Bad Blood (John Carreyou) — Elizabeth Holmes idolized Steve Jobs. Steve was well known to have an ego. He was brilliant and had a passion for creating amazing products for Mavericks. And, he changed the world. Elizabeth started Theranos to change the world of healthcare. She was brilliant, had an ego, and never delivered a working product. She spoke eloquently about how her “unicorn” venture would make a “dent in the universe.” Sadly, on the inside, it was just a house of cards. This book is a thriller that left me standing on a crowded subway car in New York countless times with my mouth gaping open in shock. You’ll learn how narcissism, loving your own product and neglecting your customers can leave a black hole in the universe. [Bill Gates read it last year too and this podcast that takes a deep look at Holmes.]


“Good writing has an aliveness that keeps the reader reading from one paragraph to the next, and it’s not a question of gimmicks to “personalize” the author.

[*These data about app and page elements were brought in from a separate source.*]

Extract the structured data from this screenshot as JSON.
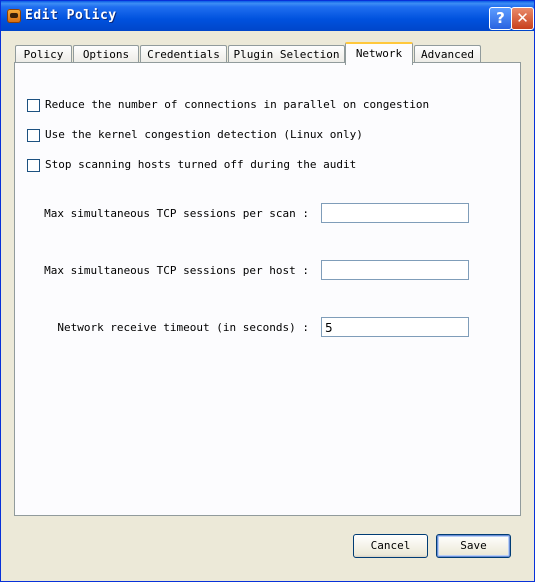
{
  "window": {
    "title": "Edit Policy",
    "help_glyph": "?",
    "close_glyph": "✕"
  },
  "tabs": [
    {
      "label": "Policy"
    },
    {
      "label": "Options"
    },
    {
      "label": "Credentials"
    },
    {
      "label": "Plugin Selection"
    },
    {
      "label": "Network",
      "active": true
    },
    {
      "label": "Advanced"
    }
  ],
  "checkboxes": [
    {
      "label": "Reduce the number of connections in parallel on congestion",
      "checked": false
    },
    {
      "label": "Use the kernel congestion detection (Linux only)",
      "checked": false
    },
    {
      "label": "Stop scanning hosts turned off during the audit",
      "checked": false
    }
  ],
  "fields": [
    {
      "label": "Max simultaneous TCP sessions per scan :",
      "value": ""
    },
    {
      "label": "Max simultaneous TCP sessions per host :",
      "value": ""
    },
    {
      "label": "Network receive timeout (in seconds) :",
      "value": "5"
    }
  ],
  "buttons": {
    "cancel": "Cancel",
    "save": "Save"
  },
  "colors": {
    "titlebar": "#0052de",
    "active_tab_accent": "#ffc83c",
    "dialog_bg": "#ece9d8"
  },
  "icons": {
    "app": "nessus-app-icon",
    "help": "help-icon",
    "close": "close-icon"
  }
}
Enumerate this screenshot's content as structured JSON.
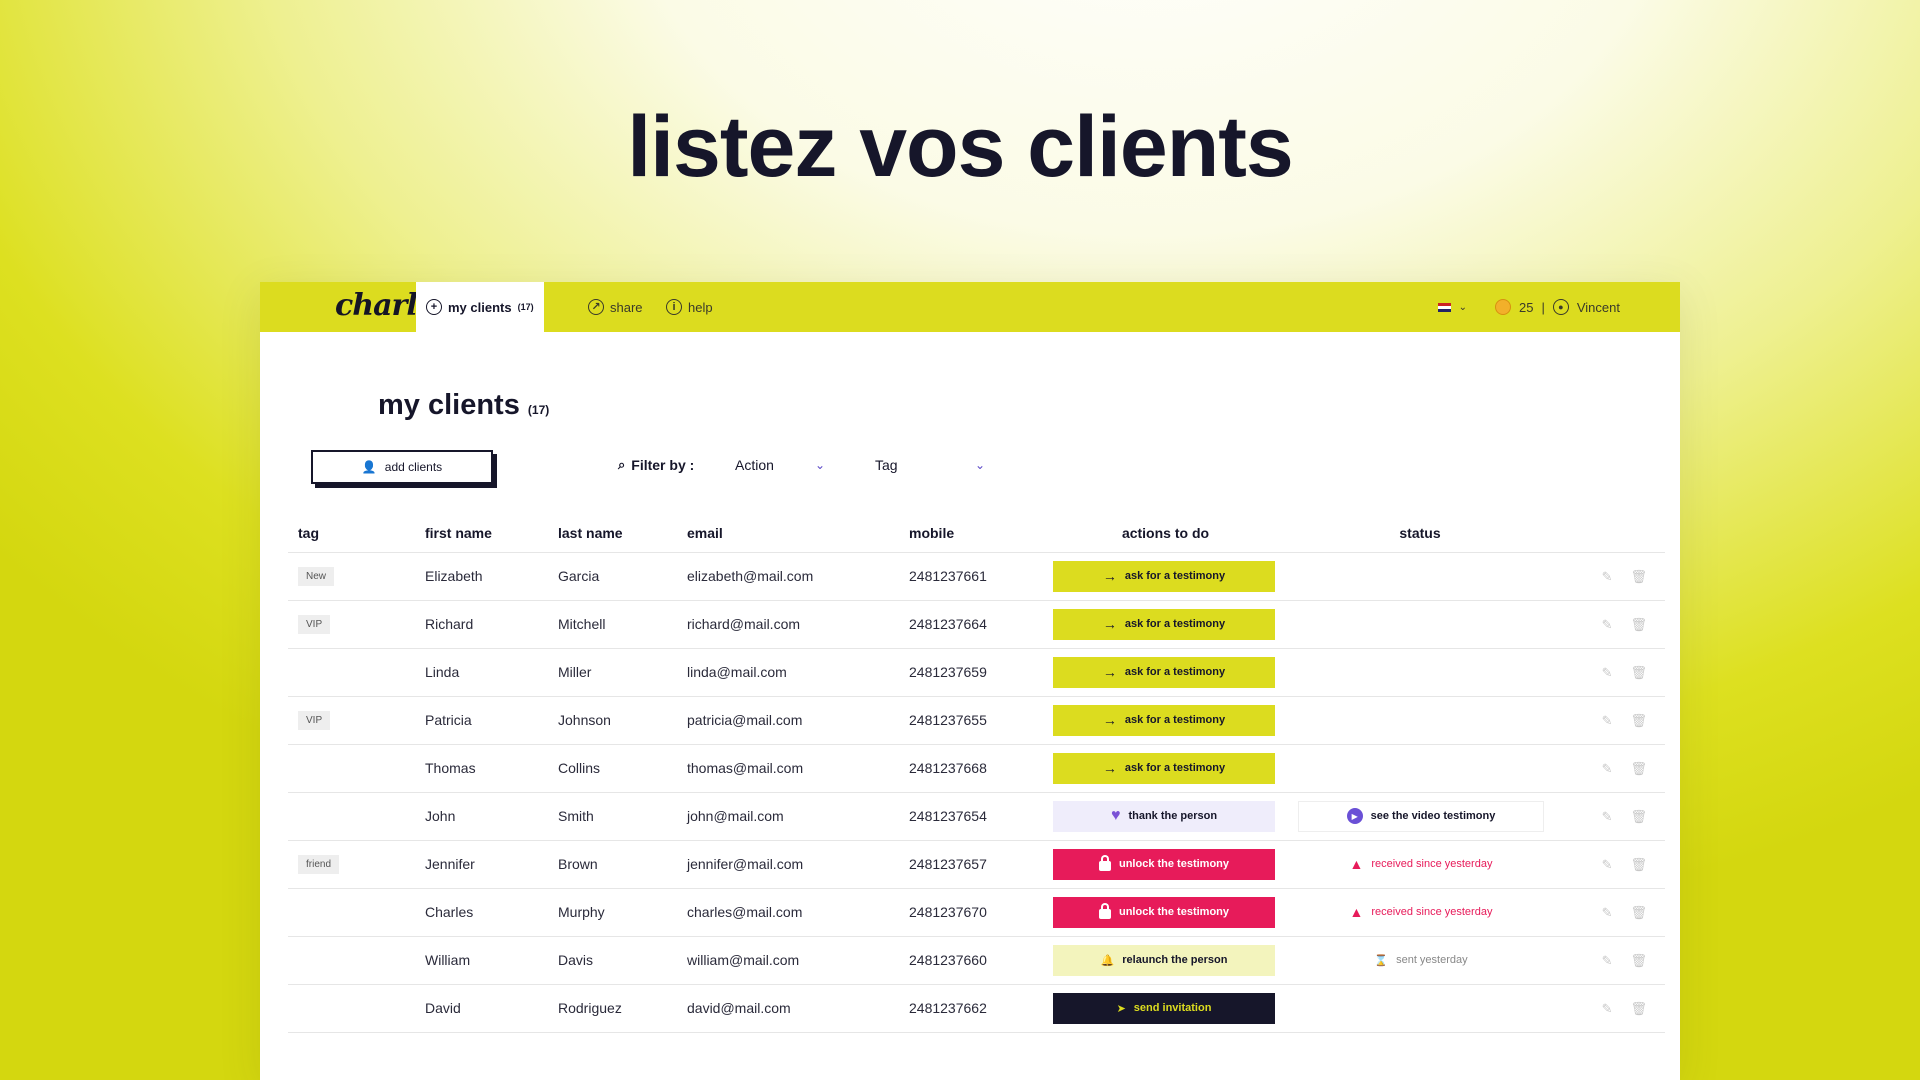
{
  "hero": {
    "title": "listez vos clients"
  },
  "nav": {
    "logo": "charlie",
    "tabs": [
      {
        "label": "my clients",
        "count": "(17)",
        "icon": "plus-circle-icon"
      },
      {
        "label": "share",
        "icon": "share-icon"
      },
      {
        "label": "help",
        "icon": "info-icon"
      }
    ],
    "credits": "25",
    "user": "Vincent"
  },
  "page": {
    "title": "my clients",
    "count": "(17)",
    "add_button": "add clients",
    "filter_label": "Filter by :",
    "filter_action": "Action",
    "filter_tag": "Tag"
  },
  "table": {
    "headers": [
      "tag",
      "first name",
      "last name",
      "email",
      "mobile",
      "actions to do",
      "status"
    ],
    "rows": [
      {
        "tag": "New",
        "first": "Elizabeth",
        "last": "Garcia",
        "email": "elizabeth@mail.com",
        "mobile": "2481237661",
        "action": "ask for a testimony",
        "action_style": "yellow",
        "status": ""
      },
      {
        "tag": "VIP",
        "first": "Richard",
        "last": "Mitchell",
        "email": "richard@mail.com",
        "mobile": "2481237664",
        "action": "ask for a testimony",
        "action_style": "yellow",
        "status": ""
      },
      {
        "tag": "",
        "first": "Linda",
        "last": "Miller",
        "email": "linda@mail.com",
        "mobile": "2481237659",
        "action": "ask for a testimony",
        "action_style": "yellow",
        "status": ""
      },
      {
        "tag": "VIP",
        "first": "Patricia",
        "last": "Johnson",
        "email": "patricia@mail.com",
        "mobile": "2481237655",
        "action": "ask for a testimony",
        "action_style": "yellow",
        "status": ""
      },
      {
        "tag": "",
        "first": "Thomas",
        "last": "Collins",
        "email": "thomas@mail.com",
        "mobile": "2481237668",
        "action": "ask for a testimony",
        "action_style": "yellow",
        "status": ""
      },
      {
        "tag": "",
        "first": "John",
        "last": "Smith",
        "email": "john@mail.com",
        "mobile": "2481237654",
        "action": "thank the person",
        "action_style": "lilac",
        "status": "see the video testimony",
        "status_style": "video"
      },
      {
        "tag": "friend",
        "first": "Jennifer",
        "last": "Brown",
        "email": "jennifer@mail.com",
        "mobile": "2481237657",
        "action": "unlock the testimony",
        "action_style": "red",
        "status": "received since yesterday",
        "status_style": "warn"
      },
      {
        "tag": "",
        "first": "Charles",
        "last": "Murphy",
        "email": "charles@mail.com",
        "mobile": "2481237670",
        "action": "unlock the testimony",
        "action_style": "red",
        "status": "received since yesterday",
        "status_style": "warn"
      },
      {
        "tag": "",
        "first": "William",
        "last": "Davis",
        "email": "william@mail.com",
        "mobile": "2481237660",
        "action": "relaunch the person",
        "action_style": "pale",
        "status": "sent yesterday",
        "status_style": "sent"
      },
      {
        "tag": "",
        "first": "David",
        "last": "Rodriguez",
        "email": "david@mail.com",
        "mobile": "2481237662",
        "action": "send invitation",
        "action_style": "dark",
        "status": ""
      }
    ]
  },
  "colors": {
    "brand": "#dcdc1f",
    "dark": "#16162a",
    "alert": "#e71b5a",
    "accent": "#6a50d6"
  }
}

It’s a question of using the English language in a way that will achieve the greatest clarity and strength.” — William Zinsser


On Writing Well: The Classic Guide to Writing Non-Fiction (William Zinsser) — I desperately want to master the art of writing. I believe as a CEO, my ability to communicate in all forms is paramount. I don’t particularly think I am at my best and so I constantly write — this blog for example — in an effort to perfect this skill. I have read the classics like The Elements of Style, but Zinsser’s book is a recipe book for mastering non-fiction writing. What I love about it is how it reads like a novel. My biggest take away from the book is how important it is to keep your writing simple, human, and joyful. “You are writing primarily to please yourself, and if you go about it with enjoyment you will also entertain the readers who are worth writing for,” he elucidates. The book includes countless examples of good and bad writing. He shares how to write memoirs, interviews, and technical topics. He delivers this sage advice with thrilling personal stories, books he’s read, and classes he’s taught. I loved it. [Here is a lovely homage on Zinsser and a summary of his tips from the book.]


The Advantage (Patrick Lencioni) — I am a big fan of Lencioni. I read everything he writes. The Five Dysfunctions of a Team is a classic. This latest book is an all-in-one book about what I call “getting clear.” Lencioni explains that in all his years studying the best companies, he discovered that they all share one secret weapon — organizational health. Surprisingly, that superpower can be developed in any organization. It takes “getting clear” by (1) getting the team to trust one another, and (2) answering six important questions. Spoiler Alert… The first question is “Why do we exist?” [Ethos3 delivers an inspired review.]


Principles (Ray Dalio) — Ray Dalio’s book is a reference guide for self-reflection. He exemplifies “pain is where the learning is” — another phrase I like to use with new CEOs. Dalio starts the book with a candid account of his own hubris-driven bet that costs him his company. He was so broke after that experience that he had to borrow money from his dad to take a trip to Texas for a consulting gig. Dalio then embarks on a journey of introspection that ushers him to a world. There he cracks the code on the economy. He writes it down in a set of principles. He calls it “the machine.” (Funny enough, I love automata theory from computer science and enjoy the analogy.) His company, Bridgewater, goes on to use this insight to create the most successful hedge fund in history. The principles in this book are quite helpful. He spells out how to learn from your mistakes. How to build a team that thrives on finding the best ideas and acting on them. He discusses the need to be “radically transparent.” And, most importantly, he explains how to make better decisions. He also talks about the importance of understanding what I call “the wiring” of each member of your team. He then combines all of this with sophisticated algorithms to simulate the machines in the real world.[Here is a gripping interview of Dalio on one of my favorite podcasts, The Knowledge Project.]